Achieving eight hours of sleep, her bedtime routine requires a certain level of discipline.
“The transition I practise involves turning off all the devices and gently escorting them out of my bedroom. Then I’ll only read a physical book before bed – no screens – and books that have nothing to do with work.”
“I’ve never worked through a night. The only times I worked more than 40 hours in a week was when I had the burning desire to do so. I need 8ish hours of sleep a night. Same with everybody else, whether we admit it or not,” he tweeted.
“I’m home at 5.30pm every evening. I don’t travel on the weekend. I play video games alone, with my friends and, increasingly, with my kids. My job is incredible, but it’s also just a job. Family and personal health rank higher in my priority list.”
This balanced perspective gives the CEO plenty of time for sleep and rest.
One of the world’s top investors, Buffett values his sleep and is in bed by 10.45pm to enjoy a full eight hours of sleep. This is critical, as 80 per cent of his days are spent reading, which requires a lot of mental energy.
“I get quite a bit of sleep. I like to sleep so I will usually sleep eight hours a night,” he told PBS.
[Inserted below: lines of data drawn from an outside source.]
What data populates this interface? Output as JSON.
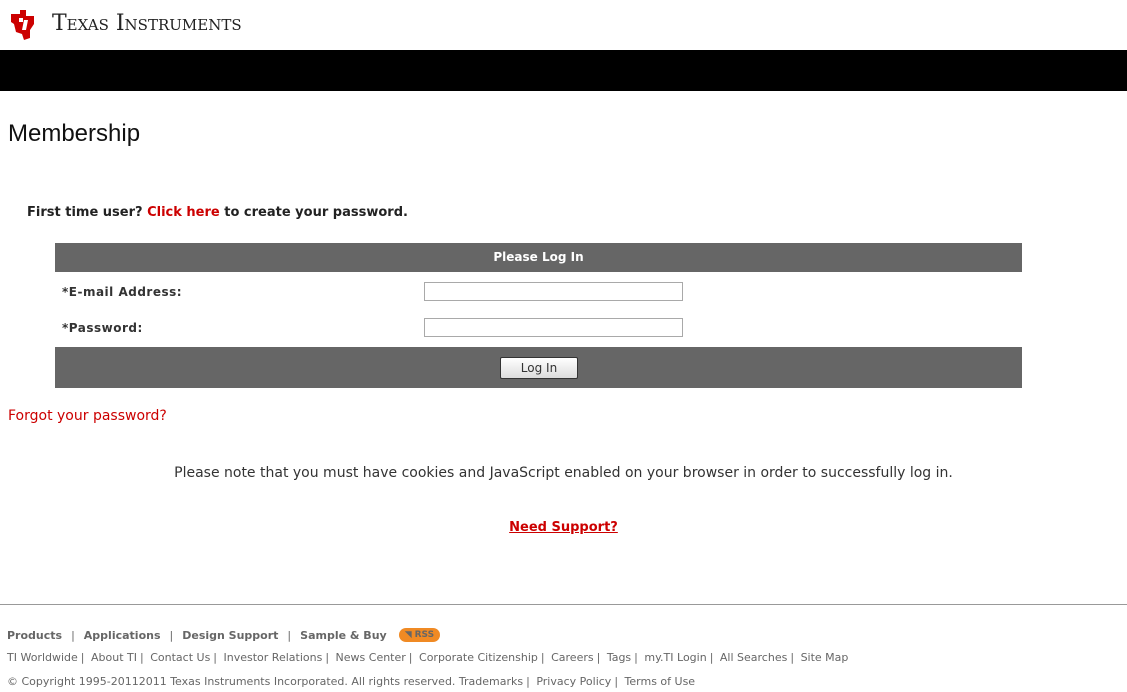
{
  "header": {
    "brand": "Texas Instruments"
  },
  "page": {
    "title": "Membership"
  },
  "intro": {
    "prefix": "First time user?",
    "link": "Click here",
    "suffix": "to create your password."
  },
  "login": {
    "heading": "Please Log In",
    "email_label": "*E-mail Address:",
    "email_value": "",
    "password_label": "*Password:",
    "password_value": "",
    "button": "Log In"
  },
  "forgot": "Forgot your password?",
  "notice": "Please note that you must have cookies and JavaScript enabled on your browser in order to successfully log in.",
  "support": "Need Support?",
  "footer": {
    "primary": [
      "Products",
      "Applications",
      "Design Support",
      "Sample & Buy"
    ],
    "separator": "|",
    "rss": "RSS",
    "secondary": [
      "TI Worldwide",
      "About TI",
      "Contact Us",
      "Investor Relations",
      "News Center",
      "Corporate Citizenship",
      "Careers",
      "Tags",
      "my.TI Login",
      "All Searches",
      "Site Map"
    ],
    "copyright": "© Copyright 1995-20112011 Texas Instruments Incorporated. All rights reserved.",
    "legal": [
      "Trademarks",
      "Privacy Policy",
      "Terms of Use"
    ]
  },
  "colors": {
    "brand_red": "#cc0000",
    "nav_bar": "#000000",
    "panel": "#666666",
    "rss": "#f08a24"
  }
}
The Microsoft Co-Founder, who understands the science behind why sleep is critical to our health and creativity, wrote on his blog, “Back in my early Microsoft days, I routinely pulled all-nighters when we had to deliver a piece of software.”
“I knew I wasn’t as sharp when I was operating mostly on caffeine and adrenaline, but I was obsessed with my work, and I felt that sleeping a lot was lazy.”
Since reading Matthew Walker’s book Why We Sleep, it seems he has since changed this attitude.
Quoting the words of Dr Thomas Roth, Gates wrote, “The number of people who can survive on five hours of sleep or less without impairment, and rounded to a whole number, is zero.”
His top tips to improve your sleep hygiene is to replace LED bulbs in your bedroom, limit alcohol intake, consider taking a midday nap and ensure a temperature of around 18°C.